February 10, 2022
We all have unique ways to ignite our passions and recharge the batteries. Of course, we love what we do everyday at Beth Singer Design: using our strategic and creative skills to bring our clients’ communication, fundraising, and engagement efforts to new heights. But in honor of Valentine’s Day, we’d like to confide where our hearts lie when we are off the clock.
Looking for Urban Beauty Within
by Howard Smith
At the height of the pandemic lockdowns, I took 5-mile walks through downtown neighborhoods — some familiar and others not. Walking through Georgetown was particularly depressing; no cars and not many people. 7-Eleven was open, but that was about it. Many storefronts were boarded up due to store closures and the potential for vandalism and looting. Much of the plywood was covered with posters (often partly torn down) and graffiti-ized.
One day I looked more closely at those boards — and saw remarkable patterns, colors, and compositions. I shot photos with my iPhone; my only requirement was that some plywood must be showing. No manipulation or color correction was needed to make these images striking. I felt I had discovered these fragments of beauty within — or perhaps even created by — the tough times we were going though, both individually and as a nation.
by Amy Billingham
Scenes from Woolly Mammoth Theater: As Far As My Fingertips Take Me, an unusual production in which you put your arm through a hole in a wall and the artist drew on it while you listened to the story; lighting workshop; lobby “experience” for American Utopias; Woolly’s values statement
One of my favorite things about DC is its vibrant theater community. From Broadway-bound productions to intimate monologues, from classic plays to world-premieres that comment on current culture — the quality and variety never disappoint me. I am especially captivated by creative staging, settings, and production design.
Most DC theaters also offer engaging experiences beyond the stage, including lobby displays, thoughtful and educational essays, and other audience resources. I have attended many post-show discussions with the cast and/or creative team, as well as excellent workshops on behind-the-scenes design topics.
I have subscribed to Woolly Mammoth, Arena Stage, the Folger Theatre, Shakespeare Theatre, Studio Theatre, Rorschach Theatre, We Happy Few, Constellation Theatre, and Round House, and have attended shows at many others — so I’m not kidding when I say I’m an avid theatergoer! I’ll occasionally see the big traveling productions at the Kennedy Center or take the train to NYC to catch a show (or three) — which I also enjoy — but my heart belongs to our local DC theaters.
Live Music with a Side of Chill
by Lisa DiConsiglio
My motto has always been “There’s nothing better than live music on a sunny day.” In 2020, it became “There’s nothing better than live music in a parking lot, a backyard, or brewery — as long as it’s above 40 degrees.”

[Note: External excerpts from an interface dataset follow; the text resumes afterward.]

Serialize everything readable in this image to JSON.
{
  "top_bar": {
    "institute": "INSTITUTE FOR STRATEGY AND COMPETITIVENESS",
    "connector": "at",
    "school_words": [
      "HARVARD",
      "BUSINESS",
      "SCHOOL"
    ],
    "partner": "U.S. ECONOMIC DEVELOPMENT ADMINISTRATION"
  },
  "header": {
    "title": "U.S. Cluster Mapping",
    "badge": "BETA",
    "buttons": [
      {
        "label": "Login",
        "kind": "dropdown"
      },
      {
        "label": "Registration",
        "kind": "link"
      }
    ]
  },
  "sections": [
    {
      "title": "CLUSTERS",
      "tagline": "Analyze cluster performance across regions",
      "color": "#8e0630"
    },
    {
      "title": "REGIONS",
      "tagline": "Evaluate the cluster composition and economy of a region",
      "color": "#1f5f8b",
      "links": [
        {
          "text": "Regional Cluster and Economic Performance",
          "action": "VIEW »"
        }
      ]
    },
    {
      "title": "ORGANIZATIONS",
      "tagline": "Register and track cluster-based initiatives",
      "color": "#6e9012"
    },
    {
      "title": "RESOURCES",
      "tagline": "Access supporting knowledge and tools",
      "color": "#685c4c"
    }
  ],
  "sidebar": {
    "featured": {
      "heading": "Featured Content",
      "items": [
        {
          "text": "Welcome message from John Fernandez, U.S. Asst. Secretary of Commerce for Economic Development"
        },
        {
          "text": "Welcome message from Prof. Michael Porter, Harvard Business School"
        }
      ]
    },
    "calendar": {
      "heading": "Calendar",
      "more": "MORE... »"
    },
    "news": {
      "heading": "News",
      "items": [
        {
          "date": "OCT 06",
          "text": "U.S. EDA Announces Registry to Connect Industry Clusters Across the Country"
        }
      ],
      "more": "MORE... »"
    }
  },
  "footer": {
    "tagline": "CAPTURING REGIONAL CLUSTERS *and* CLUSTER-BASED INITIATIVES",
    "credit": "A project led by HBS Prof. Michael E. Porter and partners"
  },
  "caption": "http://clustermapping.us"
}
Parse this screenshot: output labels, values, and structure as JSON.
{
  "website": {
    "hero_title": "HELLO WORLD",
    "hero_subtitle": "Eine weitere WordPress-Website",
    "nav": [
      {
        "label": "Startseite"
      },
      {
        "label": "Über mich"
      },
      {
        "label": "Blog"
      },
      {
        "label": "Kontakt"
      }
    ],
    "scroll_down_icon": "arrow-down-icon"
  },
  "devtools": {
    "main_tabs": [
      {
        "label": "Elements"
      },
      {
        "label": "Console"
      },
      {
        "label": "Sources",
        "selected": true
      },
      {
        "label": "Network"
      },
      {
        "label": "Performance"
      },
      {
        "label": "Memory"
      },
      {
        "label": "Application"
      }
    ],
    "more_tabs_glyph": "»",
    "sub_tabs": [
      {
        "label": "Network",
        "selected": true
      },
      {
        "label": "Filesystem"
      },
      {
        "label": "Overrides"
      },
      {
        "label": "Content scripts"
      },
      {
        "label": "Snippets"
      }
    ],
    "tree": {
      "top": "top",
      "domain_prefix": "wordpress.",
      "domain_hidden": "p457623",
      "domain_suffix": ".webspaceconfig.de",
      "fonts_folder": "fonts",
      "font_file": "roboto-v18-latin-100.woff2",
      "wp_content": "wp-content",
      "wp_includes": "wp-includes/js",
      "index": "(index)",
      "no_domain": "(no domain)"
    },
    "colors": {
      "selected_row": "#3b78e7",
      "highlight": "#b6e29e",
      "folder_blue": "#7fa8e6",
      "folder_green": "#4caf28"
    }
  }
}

I am now 100% willing to endure the cold, shaking my booty to keep warm, as long I can hear a good band with a booty-shaking vibe.

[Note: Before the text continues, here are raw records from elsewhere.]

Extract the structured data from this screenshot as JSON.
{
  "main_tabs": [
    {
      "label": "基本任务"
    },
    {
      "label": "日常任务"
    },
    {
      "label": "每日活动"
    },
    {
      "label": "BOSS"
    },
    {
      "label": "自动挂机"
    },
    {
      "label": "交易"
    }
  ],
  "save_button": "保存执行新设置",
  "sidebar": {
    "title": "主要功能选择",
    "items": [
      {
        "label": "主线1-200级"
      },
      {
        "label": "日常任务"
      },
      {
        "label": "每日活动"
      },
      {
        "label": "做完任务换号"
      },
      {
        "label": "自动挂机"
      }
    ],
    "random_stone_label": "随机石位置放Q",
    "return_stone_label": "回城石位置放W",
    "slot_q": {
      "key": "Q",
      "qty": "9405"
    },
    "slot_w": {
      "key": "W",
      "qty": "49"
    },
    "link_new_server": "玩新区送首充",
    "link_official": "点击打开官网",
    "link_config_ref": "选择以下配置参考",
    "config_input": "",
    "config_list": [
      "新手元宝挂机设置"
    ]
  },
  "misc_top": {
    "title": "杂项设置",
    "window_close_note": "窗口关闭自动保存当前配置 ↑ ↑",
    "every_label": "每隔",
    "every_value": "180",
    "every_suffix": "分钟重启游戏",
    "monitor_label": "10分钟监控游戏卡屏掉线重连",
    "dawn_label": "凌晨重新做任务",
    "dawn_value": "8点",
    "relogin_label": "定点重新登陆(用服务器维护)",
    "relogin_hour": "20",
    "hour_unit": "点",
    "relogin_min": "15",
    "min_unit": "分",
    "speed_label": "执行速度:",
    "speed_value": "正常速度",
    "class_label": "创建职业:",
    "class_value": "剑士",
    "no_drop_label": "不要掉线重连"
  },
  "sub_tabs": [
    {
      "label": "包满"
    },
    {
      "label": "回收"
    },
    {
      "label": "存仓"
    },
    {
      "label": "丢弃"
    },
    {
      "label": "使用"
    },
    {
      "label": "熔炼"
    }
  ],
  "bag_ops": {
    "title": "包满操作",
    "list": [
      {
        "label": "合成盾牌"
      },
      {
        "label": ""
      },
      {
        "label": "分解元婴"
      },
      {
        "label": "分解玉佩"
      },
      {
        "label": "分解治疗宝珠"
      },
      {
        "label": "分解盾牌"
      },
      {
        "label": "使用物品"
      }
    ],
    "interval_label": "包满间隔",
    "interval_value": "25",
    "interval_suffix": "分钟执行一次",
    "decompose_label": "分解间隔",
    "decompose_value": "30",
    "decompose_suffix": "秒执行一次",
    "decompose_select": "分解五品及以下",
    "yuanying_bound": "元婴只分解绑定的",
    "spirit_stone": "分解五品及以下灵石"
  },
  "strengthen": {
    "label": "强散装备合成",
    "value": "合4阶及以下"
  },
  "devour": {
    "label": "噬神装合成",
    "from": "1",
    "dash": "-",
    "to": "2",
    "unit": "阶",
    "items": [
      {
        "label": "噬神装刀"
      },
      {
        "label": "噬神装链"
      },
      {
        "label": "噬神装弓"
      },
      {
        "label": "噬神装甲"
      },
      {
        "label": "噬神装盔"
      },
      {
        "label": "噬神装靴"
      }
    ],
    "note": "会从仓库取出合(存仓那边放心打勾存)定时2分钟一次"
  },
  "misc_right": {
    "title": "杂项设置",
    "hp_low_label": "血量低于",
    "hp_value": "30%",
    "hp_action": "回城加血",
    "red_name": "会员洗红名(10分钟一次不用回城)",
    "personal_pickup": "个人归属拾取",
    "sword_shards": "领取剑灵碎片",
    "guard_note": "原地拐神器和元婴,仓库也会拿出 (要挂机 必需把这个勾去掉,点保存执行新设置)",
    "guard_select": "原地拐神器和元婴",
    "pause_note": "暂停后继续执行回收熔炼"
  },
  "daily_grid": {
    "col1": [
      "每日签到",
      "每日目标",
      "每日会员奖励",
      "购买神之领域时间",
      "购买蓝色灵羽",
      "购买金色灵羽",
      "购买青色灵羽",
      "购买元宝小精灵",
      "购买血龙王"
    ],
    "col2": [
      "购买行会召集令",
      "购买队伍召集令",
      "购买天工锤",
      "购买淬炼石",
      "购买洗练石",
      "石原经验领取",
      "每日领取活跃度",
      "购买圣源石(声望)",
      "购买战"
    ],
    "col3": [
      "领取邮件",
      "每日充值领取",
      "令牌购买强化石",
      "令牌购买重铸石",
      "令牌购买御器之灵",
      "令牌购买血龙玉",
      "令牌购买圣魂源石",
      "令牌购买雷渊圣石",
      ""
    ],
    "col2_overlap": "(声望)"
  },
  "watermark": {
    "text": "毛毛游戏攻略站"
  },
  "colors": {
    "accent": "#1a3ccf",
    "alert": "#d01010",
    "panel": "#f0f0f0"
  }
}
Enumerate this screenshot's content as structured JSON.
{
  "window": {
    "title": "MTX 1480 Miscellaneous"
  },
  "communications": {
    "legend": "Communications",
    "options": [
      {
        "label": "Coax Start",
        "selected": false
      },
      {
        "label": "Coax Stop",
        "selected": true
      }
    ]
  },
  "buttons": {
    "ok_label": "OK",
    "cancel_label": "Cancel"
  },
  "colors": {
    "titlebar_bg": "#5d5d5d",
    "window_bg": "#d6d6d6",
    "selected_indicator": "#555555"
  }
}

I feel blessed to be part of a community that is willing to layer up on bone-chilling nights and gather in nearby parking lots to listen to our favorite bands. These outdoor concerts are really a win-win-win. Venues make money on food and drinks, patrons get the safe musical outing they crave, and musicians can play in front of a live audience and recoup some lost revenue.
Live music has been my pandemic salvation. When one of my favorite bands announces a tour, the simple act of adding it to my calendar gives me hope for the future. It makes the sacrifices of the last two years fade away on a Bo Diddley beat.
The Gift of Being a Daughter
by Beth Singer
Recently, my two siblings and I have been helping our father, Burt, with the details of his still very active life — at age 89 — in NY where I grew up. It’s become a serious part-time job! Three months ago, Burt agreed to move just up the street from Howard and me, to a senior community, and will become a resident of Arlington, Virginia next month.
I’ve learned a lot about love and aging these past couple of years. Here are some key takeaways: (1) It’s painfully tough to get your hero to give up driving, but that’s what love looks like when you realize that reaction time and eyesight just aren’t the same anymore. (2) Artistic pleasures like painting and music activate endorphins and help us all focus better, especially seniors. (3) Sometimes it’s better to let certain conversations defy logic and give yourself over to a free-form dialogue. It’s very liberating!
I realize that it’s a gift to have these happy times with Dad ahead, now that he will be so nearby for the first time in my adult life.
This is how WE connect the dots between love, work, and play — but we also want to hear what YOU do for love. Please message us on any of our social media channels using #WhatWeDo4Love — we would LOVE to feature friends of BSD in a future blog post!